But don't worry. Parisians are in charge.
Surely there were better years in which to start a business, but 2009 is when the stars aligned for Rosalie Guillem, a Parisian out of water in Sarasota, Florida. That was the year she convinced her daughter Audrey, finally, to make the move to Sarasota, along with Audrey's pastry chef husband. Everyone needed work, so they sat around thinking about what to do, and pretty soon, voila, Sarasota had a cute little place to go for colorful macarons, just like you'd find in a shop back in France. They called it, just to keep things simple, Le Macaron French Pastries.
"It was not easy, but we thought that even during the Great Recession, everybody would be able to treat themselves with a little delicacy," Guillem said in a recent, wide-ranging interview with trade pub QSR Magazine. "A macaron, a chocolate, a cup of coffee, a nice place, maybe a two-minute vacation. And that was the idea."
The idea worked, and worked really well—less than a decade later, there are roughly 50 Le Macaron shops dotting the country, many of them (for now, anyway) in Florida, close to the central commissary where the macarons are produced under the careful watch of a team of French chefs. Gluten-free, maybe 80, 90 calories each, these macarons, which come in flavors both traditional (raspberry, vanilla, chocolate) and unexpected (bubble gum), are slightly larger than you might find in France, but they're definitely the real deal. They are sold in pleasant, modern shops that are typically bright, and smart-looking—not too big, but large enough to make the store feel like something like a destination.
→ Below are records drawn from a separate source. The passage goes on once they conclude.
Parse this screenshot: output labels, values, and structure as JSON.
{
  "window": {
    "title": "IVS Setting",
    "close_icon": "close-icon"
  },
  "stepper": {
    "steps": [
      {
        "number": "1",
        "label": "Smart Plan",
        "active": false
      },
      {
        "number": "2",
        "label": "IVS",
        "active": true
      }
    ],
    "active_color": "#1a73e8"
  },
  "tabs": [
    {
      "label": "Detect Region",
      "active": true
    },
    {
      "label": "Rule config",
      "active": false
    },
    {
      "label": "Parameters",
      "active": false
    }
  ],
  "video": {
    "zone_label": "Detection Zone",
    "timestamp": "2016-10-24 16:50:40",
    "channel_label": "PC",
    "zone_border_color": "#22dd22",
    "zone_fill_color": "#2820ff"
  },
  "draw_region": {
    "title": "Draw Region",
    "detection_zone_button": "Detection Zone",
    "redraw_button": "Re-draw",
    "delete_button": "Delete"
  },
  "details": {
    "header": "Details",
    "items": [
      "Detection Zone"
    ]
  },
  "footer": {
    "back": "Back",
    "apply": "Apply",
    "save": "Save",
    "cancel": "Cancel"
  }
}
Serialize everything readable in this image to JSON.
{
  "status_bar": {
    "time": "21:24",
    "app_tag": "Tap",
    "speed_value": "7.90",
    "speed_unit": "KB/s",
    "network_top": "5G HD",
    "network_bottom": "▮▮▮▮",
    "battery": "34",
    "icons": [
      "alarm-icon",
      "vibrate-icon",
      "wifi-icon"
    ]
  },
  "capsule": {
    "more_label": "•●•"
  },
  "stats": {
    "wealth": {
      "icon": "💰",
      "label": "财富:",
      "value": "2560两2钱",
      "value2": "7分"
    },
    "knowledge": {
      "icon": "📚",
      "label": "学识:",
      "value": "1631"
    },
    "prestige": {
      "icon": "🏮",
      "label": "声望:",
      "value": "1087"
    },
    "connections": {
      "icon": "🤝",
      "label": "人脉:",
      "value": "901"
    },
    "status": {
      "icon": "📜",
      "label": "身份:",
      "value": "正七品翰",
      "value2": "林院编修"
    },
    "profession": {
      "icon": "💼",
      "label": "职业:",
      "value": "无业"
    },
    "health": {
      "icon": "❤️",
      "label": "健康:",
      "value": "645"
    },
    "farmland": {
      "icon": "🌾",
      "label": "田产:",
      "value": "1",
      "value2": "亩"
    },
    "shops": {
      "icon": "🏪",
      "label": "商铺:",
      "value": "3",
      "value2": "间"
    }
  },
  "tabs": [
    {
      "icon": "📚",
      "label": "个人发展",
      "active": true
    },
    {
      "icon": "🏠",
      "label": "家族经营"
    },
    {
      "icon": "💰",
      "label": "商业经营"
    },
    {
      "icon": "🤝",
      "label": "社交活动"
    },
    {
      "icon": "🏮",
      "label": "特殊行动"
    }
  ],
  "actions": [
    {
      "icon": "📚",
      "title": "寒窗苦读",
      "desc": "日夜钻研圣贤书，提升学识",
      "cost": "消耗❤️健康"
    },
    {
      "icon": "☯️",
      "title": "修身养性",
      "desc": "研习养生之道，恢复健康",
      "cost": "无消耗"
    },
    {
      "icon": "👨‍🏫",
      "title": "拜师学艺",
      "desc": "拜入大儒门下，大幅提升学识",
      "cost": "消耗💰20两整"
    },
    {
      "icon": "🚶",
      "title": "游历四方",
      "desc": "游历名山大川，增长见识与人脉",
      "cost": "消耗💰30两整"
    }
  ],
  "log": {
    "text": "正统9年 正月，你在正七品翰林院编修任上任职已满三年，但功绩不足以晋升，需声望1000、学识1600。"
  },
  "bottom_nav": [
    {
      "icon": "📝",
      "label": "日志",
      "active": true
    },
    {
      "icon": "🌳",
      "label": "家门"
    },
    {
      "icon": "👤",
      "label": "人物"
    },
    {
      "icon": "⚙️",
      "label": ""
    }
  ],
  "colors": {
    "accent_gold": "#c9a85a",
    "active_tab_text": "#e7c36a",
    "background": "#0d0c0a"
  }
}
Other things sold there, such as gelato, coffee, pastries, chocolates and candy help draw people in, as well.
Getting the quality right at first was a huge hurdle to overcome, says Guillem, noting how hard they had to work to source the right kind of flour, and good quality egg whites, to say nothing of the fight they got from that famous Florida humidity. But in the end, it worked, and keeping a tight rein on production appears to have paid off, because Le Macaron has mostly been a hit, wherever it has landed, whether it's Santa Monica, California, The Venetian in Las Vegas, or the Miami suburbs—there's even one just outside of New York City, in Westchester County.
The shops typically have a nice, local feel, to the point where, at least in some cases, the first-time visitor might not know they've stepped into a franchised chain store. Fifty shops selling macarons may seem like a lot, but for Guillem, it's all just getting started. Down in Florida, at home base, they're developing a range of new cakes, macarons and pastries; they're definitely looking to add more stores, too—maybe even one in every state. As much as America seems to be responding to Le Macaron, Guillen says the love goes both ways.
"In France," says Guillem, "The customers are spoiled by the quality of patisserie. When American customers taste something that is good, they really show how much they like it, and they want to share that with everybody. They are happy customers; we don't have grumpy customers. They are so happy to discover something new. It's great to be part of that discovery."